◆ What you have to do
Return all of the data verbatim, dropping any picture.

[Opening Input data section]

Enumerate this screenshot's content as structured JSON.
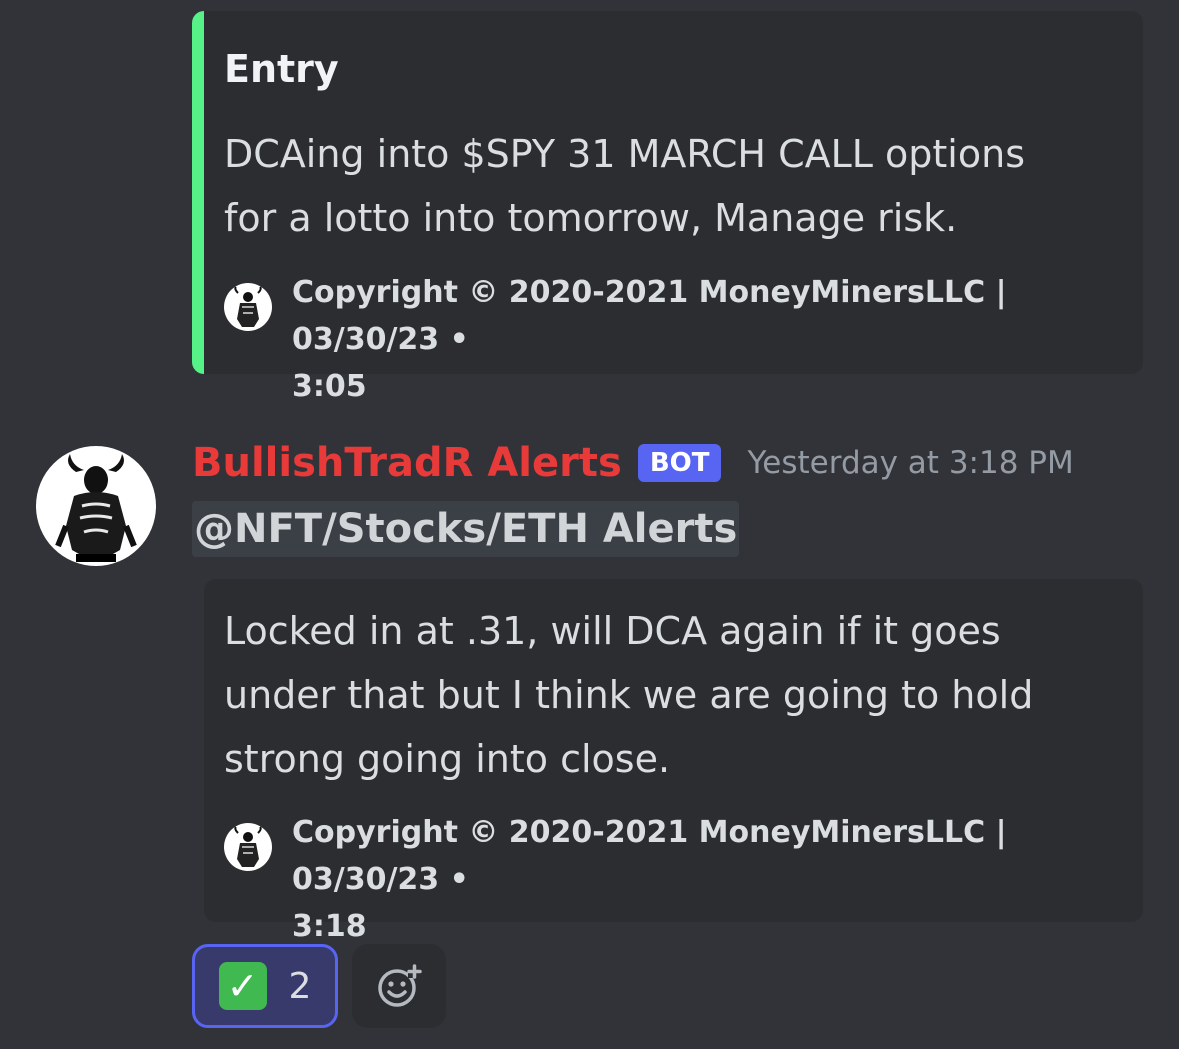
{
  "embed_1": {
    "title": "Entry",
    "description": "DCAing into $SPY 31 MARCH CALL options\nfor a lotto into tomorrow, Manage risk.",
    "footer_text": "Copyright © 2020-2021 MoneyMinersLLC | 03/30/23",
    "footer_time": "3:05",
    "accent_color": "#57f287"
  },
  "message": {
    "username": "BullishTradR Alerts",
    "bot_tag": "BOT",
    "timestamp": "Yesterday at 3:18 PM",
    "mention": "@NFT/Stocks/ETH Alerts",
    "username_color": "#e93a3a"
  },
  "embed_2": {
    "description": "Locked in at .31, will DCA again if it goes\nunder that but I think we are going to hold\nstrong going into close.",
    "footer_text": "Copyright © 2020-2021 MoneyMinersLLC | 03/30/23",
    "footer_time": "3:18"
  },
  "reactions": {
    "check": {
      "icon": "check-mark-button-icon",
      "count": "2"
    },
    "add_reaction_icon": "add-reaction-icon"
  }
}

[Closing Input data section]

◆ Exercise result
Enumerate this screenshot's content as structured JSON.
{
  "embed_1": {
    "title": "Entry",
    "description": "DCAing into $SPY 31 MARCH CALL options\nfor a lotto into tomorrow, Manage risk.",
    "footer_text": "Copyright © 2020-2021 MoneyMinersLLC | 03/30/23",
    "footer_time": "3:05",
    "accent_color": "#57f287"
  },
  "message": {
    "username": "BullishTradR Alerts",
    "bot_tag": "BOT",
    "timestamp": "Yesterday at 3:18 PM",
    "mention": "@NFT/Stocks/ETH Alerts",
    "username_color": "#e93a3a"
  },
  "embed_2": {
    "description": "Locked in at .31, will DCA again if it goes\nunder that but I think we are going to hold\nstrong going into close.",
    "footer_text": "Copyright © 2020-2021 MoneyMinersLLC | 03/30/23",
    "footer_time": "3:18"
  },
  "reactions": {
    "check": {
      "icon": "check-mark-button-icon",
      "count": "2"
    },
    "add_reaction_icon": "add-reaction-icon"
  }
}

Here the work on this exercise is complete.